::: The records

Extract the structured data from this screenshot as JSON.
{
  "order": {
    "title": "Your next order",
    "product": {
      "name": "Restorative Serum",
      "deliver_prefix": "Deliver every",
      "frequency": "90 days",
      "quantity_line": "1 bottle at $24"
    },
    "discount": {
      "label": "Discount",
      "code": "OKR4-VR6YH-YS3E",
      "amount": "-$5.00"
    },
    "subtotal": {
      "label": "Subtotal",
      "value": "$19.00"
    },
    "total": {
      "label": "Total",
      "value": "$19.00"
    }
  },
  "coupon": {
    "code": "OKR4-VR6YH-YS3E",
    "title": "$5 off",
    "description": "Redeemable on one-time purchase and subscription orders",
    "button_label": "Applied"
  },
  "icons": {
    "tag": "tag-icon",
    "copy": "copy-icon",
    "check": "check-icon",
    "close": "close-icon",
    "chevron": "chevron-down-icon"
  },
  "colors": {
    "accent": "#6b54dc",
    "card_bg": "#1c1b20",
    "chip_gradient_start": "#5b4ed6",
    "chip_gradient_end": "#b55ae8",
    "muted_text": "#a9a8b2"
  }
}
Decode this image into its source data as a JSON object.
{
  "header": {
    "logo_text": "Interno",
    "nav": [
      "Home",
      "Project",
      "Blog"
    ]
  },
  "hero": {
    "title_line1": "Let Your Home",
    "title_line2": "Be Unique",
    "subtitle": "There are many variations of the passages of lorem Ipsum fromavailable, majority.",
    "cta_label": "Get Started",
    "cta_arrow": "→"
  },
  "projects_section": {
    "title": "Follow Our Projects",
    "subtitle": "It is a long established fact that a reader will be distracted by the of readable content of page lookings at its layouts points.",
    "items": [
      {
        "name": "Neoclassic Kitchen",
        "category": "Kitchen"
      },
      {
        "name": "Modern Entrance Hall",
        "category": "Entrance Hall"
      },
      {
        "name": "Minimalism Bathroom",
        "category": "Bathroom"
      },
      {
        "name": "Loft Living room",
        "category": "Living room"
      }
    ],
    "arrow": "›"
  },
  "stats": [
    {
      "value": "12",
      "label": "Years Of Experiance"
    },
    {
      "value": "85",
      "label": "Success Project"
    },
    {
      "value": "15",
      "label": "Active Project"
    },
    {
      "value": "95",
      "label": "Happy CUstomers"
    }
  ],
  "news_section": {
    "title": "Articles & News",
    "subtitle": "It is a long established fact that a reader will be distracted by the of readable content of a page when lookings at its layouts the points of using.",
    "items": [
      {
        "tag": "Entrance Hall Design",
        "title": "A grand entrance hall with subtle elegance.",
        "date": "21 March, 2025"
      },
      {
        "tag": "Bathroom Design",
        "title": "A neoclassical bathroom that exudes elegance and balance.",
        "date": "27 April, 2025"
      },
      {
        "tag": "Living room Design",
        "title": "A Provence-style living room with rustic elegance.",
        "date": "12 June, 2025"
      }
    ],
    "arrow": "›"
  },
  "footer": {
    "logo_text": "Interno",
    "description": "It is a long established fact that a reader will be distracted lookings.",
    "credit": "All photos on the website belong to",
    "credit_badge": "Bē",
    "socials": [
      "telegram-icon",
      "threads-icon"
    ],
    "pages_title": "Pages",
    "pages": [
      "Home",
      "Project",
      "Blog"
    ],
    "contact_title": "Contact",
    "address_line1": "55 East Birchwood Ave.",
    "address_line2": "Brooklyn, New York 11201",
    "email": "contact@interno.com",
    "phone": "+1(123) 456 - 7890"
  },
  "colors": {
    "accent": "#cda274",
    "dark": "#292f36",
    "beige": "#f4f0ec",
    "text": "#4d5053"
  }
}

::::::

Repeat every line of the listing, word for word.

_Response for this exercise_.
Extract the structured data from this screenshot as JSON.
{
  "order": {
    "title": "Your next order",
    "product": {
      "name": "Restorative Serum",
      "deliver_prefix": "Deliver every",
      "frequency": "90 days",
      "quantity_line": "1 bottle at $24"
    },
    "discount": {
      "label": "Discount",
      "code": "OKR4-VR6YH-YS3E",
      "amount": "-$5.00"
    },
    "subtotal": {
      "label": "Subtotal",
      "value": "$19.00"
    },
    "total": {
      "label": "Total",
      "value": "$19.00"
    }
  },
  "coupon": {
    "code": "OKR4-VR6YH-YS3E",
    "title": "$5 off",
    "description": "Redeemable on one-time purchase and subscription orders",
    "button_label": "Applied"
  },
  "icons": {
    "tag": "tag-icon",
    "copy": "copy-icon",
    "check": "check-icon",
    "close": "close-icon",
    "chevron": "chevron-down-icon"
  },
  "colors": {
    "accent": "#6b54dc",
    "card_bg": "#1c1b20",
    "chip_gradient_start": "#5b4ed6",
    "chip_gradient_end": "#b55ae8",
    "muted_text": "#a9a8b2"
  }
}
Decode this image into its source data as a JSON object.
{
  "header": {
    "logo_text": "Interno",
    "nav": [
      "Home",
      "Project",
      "Blog"
    ]
  },
  "hero": {
    "title_line1": "Let Your Home",
    "title_line2": "Be Unique",
    "subtitle": "There are many variations of the passages of lorem Ipsum fromavailable, majority.",
    "cta_label": "Get Started",
    "cta_arrow": "→"
  },
  "projects_section": {
    "title": "Follow Our Projects",
    "subtitle": "It is a long established fact that a reader will be distracted by the of readable content of page lookings at its layouts points.",
    "items": [
      {
        "name": "Neoclassic Kitchen",
        "category": "Kitchen"
      },
      {
        "name": "Modern Entrance Hall",
        "category": "Entrance Hall"
      },
      {
        "name": "Minimalism Bathroom",
        "category": "Bathroom"
      },
      {
        "name": "Loft Living room",
        "category": "Living room"
      }
    ],
    "arrow": "›"
  },
  "stats": [
    {
      "value": "12",
      "label": "Years Of Experiance"
    },
    {
      "value": "85",
      "label": "Success Project"
    },
    {
      "value": "15",
      "label": "Active Project"
    },
    {
      "value": "95",
      "label": "Happy CUstomers"
    }
  ],
  "news_section": {
    "title": "Articles & News",
    "subtitle": "It is a long established fact that a reader will be distracted by the of readable content of a page when lookings at its layouts the points of using.",
    "items": [
      {
        "tag": "Entrance Hall Design",
        "title": "A grand entrance hall with subtle elegance.",
        "date": "21 March, 2025"
      },
      {
        "tag": "Bathroom Design",
        "title": "A neoclassical bathroom that exudes elegance and balance.",
        "date": "27 April, 2025"
      },
      {
        "tag": "Living room Design",
        "title": "A Provence-style living room with rustic elegance.",
        "date": "12 June, 2025"
      }
    ],
    "arrow": "›"
  },
  "footer": {
    "logo_text": "Interno",
    "description": "It is a long established fact that a reader will be distracted lookings.",
    "credit": "All photos on the website belong to",
    "credit_badge": "Bē",
    "socials": [
      "telegram-icon",
      "threads-icon"
    ],
    "pages_title": "Pages",
    "pages": [
      "Home",
      "Project",
      "Blog"
    ],
    "contact_title": "Contact",
    "address_line1": "55 East Birchwood Ave.",
    "address_line2": "Brooklyn, New York 11201",
    "email": "contact@interno.com",
    "phone": "+1(123) 456 - 7890"
  },
  "colors": {
    "accent": "#cda274",
    "dark": "#292f36",
    "beige": "#f4f0ec",
    "text": "#4d5053"
  }
}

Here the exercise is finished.